══ Data supplied

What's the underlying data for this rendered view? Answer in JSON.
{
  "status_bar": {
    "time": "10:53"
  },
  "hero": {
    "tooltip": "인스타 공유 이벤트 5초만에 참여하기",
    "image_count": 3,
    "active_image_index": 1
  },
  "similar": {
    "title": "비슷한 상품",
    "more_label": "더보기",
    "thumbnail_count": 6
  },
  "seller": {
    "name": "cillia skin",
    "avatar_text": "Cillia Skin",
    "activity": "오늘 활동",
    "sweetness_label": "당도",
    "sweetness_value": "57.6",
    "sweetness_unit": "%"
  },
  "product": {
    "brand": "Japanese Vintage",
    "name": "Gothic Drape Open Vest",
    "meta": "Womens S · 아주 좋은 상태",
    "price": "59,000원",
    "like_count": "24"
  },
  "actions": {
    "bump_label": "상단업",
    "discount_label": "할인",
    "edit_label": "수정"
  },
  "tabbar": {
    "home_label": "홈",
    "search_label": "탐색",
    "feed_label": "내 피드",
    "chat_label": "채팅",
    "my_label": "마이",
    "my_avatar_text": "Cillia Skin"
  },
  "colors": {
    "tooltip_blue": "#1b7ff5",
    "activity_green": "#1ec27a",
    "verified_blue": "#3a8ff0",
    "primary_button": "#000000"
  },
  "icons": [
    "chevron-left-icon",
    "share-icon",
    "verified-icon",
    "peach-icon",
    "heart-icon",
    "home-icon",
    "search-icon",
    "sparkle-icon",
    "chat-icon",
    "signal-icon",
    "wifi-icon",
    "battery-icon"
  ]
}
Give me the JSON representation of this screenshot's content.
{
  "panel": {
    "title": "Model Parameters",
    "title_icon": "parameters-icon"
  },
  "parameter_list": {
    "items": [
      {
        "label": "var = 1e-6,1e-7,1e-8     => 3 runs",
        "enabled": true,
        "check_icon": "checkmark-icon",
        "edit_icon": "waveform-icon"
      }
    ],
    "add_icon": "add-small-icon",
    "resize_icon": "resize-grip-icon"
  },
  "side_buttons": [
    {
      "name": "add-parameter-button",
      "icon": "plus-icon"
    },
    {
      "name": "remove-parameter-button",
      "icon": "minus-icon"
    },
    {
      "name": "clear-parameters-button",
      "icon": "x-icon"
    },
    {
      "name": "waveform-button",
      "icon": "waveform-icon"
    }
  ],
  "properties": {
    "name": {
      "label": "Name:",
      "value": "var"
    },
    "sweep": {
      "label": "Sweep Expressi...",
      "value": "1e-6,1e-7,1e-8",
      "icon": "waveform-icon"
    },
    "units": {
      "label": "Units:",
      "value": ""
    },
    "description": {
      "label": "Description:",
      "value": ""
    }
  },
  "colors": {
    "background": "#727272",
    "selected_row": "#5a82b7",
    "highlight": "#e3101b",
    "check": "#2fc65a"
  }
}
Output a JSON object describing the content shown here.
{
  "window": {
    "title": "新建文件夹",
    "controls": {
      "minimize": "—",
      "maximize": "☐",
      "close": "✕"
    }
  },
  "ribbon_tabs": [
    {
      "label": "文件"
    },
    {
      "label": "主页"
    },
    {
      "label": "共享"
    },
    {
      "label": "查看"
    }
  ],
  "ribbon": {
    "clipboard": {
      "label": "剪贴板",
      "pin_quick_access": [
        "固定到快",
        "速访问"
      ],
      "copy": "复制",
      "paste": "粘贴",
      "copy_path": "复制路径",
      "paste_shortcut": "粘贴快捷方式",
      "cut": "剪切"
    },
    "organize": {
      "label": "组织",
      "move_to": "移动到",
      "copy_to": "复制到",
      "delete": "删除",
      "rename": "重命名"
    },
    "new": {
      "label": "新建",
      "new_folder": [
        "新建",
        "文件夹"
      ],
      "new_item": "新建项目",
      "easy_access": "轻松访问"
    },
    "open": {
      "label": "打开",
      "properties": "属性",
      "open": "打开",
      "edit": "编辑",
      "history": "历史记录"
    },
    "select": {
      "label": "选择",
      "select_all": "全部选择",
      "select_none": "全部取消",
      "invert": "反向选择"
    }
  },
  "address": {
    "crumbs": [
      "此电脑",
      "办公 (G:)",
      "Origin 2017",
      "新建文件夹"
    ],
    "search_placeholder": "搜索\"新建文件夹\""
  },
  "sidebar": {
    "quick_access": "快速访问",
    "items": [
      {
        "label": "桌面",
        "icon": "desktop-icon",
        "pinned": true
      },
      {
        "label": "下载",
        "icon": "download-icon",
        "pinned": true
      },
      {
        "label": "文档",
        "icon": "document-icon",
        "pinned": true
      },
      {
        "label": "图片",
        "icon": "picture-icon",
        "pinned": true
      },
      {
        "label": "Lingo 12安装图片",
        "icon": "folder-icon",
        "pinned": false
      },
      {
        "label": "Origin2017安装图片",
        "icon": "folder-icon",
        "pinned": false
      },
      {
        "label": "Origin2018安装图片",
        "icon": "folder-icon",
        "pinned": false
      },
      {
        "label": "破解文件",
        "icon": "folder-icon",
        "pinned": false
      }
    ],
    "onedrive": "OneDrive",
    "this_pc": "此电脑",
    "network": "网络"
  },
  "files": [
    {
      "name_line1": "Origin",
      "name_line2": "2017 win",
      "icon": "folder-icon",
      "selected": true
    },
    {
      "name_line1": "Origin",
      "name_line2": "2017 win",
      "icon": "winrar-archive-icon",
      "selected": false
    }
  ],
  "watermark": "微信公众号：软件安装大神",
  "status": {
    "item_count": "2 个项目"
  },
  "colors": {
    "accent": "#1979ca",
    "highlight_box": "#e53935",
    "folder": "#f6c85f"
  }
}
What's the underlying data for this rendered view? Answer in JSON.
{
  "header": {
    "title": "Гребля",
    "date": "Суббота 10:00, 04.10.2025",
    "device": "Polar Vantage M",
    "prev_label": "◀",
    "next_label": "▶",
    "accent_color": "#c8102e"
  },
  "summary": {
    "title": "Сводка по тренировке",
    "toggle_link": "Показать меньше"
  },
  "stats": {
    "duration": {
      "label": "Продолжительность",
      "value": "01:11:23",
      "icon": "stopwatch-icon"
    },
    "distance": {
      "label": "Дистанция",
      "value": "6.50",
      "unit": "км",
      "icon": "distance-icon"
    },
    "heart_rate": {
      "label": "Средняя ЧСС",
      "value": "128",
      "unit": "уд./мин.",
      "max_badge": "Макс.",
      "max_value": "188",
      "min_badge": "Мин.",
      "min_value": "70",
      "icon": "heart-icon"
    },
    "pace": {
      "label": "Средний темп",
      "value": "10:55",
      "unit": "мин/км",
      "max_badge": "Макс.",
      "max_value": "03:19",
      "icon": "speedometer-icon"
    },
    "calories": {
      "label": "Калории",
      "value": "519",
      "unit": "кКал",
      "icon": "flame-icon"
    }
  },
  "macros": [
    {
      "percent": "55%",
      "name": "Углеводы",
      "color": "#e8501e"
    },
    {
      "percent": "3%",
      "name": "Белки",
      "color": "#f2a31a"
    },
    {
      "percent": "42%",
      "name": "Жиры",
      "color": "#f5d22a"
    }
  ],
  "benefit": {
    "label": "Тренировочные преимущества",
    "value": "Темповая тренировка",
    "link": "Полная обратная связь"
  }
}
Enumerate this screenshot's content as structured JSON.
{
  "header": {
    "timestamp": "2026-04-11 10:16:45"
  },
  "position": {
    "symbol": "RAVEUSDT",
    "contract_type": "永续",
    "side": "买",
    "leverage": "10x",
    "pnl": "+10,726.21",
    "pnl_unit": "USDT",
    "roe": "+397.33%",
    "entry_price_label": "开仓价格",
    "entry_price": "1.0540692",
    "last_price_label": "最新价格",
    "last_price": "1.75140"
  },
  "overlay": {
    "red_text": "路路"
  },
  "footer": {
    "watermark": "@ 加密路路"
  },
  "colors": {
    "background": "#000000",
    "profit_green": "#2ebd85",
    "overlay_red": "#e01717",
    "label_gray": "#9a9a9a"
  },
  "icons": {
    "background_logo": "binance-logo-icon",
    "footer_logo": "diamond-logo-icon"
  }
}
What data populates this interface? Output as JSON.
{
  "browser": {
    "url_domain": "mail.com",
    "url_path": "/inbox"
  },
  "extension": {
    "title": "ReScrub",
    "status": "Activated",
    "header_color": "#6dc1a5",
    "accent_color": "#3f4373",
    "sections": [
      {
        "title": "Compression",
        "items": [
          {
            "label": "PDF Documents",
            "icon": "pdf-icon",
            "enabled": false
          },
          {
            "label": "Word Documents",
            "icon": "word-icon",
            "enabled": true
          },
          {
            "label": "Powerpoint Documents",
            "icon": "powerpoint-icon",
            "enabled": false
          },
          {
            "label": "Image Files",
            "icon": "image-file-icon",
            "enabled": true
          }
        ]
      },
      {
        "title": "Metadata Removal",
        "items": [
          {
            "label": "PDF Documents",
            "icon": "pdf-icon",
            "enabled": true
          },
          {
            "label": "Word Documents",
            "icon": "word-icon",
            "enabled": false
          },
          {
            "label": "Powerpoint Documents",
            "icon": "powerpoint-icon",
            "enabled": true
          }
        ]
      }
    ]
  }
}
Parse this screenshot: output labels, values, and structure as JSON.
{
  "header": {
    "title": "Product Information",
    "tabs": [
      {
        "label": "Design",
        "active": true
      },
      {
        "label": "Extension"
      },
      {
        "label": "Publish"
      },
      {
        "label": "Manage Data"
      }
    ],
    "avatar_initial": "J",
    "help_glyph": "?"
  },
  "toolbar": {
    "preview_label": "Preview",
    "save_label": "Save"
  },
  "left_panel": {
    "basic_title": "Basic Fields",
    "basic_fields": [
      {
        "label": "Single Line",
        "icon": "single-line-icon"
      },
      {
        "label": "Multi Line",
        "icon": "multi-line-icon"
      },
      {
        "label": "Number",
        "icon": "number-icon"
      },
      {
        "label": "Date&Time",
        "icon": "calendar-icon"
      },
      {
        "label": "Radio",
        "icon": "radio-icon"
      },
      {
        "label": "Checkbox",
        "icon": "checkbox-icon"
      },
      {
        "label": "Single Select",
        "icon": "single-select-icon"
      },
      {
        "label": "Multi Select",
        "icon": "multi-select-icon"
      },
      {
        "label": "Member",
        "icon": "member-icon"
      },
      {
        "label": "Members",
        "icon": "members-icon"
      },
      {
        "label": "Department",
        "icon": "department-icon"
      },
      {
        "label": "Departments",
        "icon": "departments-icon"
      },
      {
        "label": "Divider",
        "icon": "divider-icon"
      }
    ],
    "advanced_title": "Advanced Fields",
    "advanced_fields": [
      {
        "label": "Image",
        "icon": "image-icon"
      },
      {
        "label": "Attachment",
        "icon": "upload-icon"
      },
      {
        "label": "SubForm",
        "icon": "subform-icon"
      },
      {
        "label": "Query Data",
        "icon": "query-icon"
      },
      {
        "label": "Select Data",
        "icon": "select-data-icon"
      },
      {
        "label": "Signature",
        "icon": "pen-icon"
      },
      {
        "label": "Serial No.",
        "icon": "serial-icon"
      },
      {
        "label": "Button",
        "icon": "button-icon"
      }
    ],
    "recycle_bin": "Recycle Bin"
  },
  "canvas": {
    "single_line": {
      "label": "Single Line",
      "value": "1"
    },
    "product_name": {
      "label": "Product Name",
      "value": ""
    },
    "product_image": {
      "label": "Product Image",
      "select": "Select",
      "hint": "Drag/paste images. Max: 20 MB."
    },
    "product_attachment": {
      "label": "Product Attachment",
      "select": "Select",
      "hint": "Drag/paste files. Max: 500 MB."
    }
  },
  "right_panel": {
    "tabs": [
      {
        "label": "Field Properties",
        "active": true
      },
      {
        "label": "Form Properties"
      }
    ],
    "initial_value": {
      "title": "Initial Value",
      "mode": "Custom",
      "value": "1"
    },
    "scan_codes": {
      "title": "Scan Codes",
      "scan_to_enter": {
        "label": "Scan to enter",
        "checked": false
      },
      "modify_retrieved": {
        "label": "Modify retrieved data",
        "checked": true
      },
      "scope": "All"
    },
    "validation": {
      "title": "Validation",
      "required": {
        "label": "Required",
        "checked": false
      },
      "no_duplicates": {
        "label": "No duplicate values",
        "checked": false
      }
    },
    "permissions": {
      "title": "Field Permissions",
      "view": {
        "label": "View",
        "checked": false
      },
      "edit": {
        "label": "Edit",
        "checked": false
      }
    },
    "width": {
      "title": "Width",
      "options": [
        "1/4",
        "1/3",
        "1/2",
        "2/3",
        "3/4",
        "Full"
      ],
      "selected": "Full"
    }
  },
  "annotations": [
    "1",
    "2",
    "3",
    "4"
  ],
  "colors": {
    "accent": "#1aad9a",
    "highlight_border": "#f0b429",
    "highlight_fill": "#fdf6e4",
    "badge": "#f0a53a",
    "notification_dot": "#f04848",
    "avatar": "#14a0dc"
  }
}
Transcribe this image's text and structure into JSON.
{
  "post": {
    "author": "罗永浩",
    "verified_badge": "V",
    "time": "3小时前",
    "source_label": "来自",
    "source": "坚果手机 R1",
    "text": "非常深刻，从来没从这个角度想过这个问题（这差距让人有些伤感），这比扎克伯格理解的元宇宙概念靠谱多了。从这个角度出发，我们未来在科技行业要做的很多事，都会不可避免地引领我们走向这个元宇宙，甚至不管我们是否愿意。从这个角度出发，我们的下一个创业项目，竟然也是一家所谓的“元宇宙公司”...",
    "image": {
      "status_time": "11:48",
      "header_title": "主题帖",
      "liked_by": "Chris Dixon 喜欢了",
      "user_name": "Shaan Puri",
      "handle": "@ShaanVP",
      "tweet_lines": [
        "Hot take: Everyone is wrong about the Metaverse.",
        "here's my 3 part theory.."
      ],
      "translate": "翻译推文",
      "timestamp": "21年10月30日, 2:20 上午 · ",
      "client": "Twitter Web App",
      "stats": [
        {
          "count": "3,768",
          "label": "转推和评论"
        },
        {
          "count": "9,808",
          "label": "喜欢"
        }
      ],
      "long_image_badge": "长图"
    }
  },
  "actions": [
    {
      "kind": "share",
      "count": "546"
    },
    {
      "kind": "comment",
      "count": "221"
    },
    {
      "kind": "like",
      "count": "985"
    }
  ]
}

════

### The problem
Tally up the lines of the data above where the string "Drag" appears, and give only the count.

### Solution to this problem
2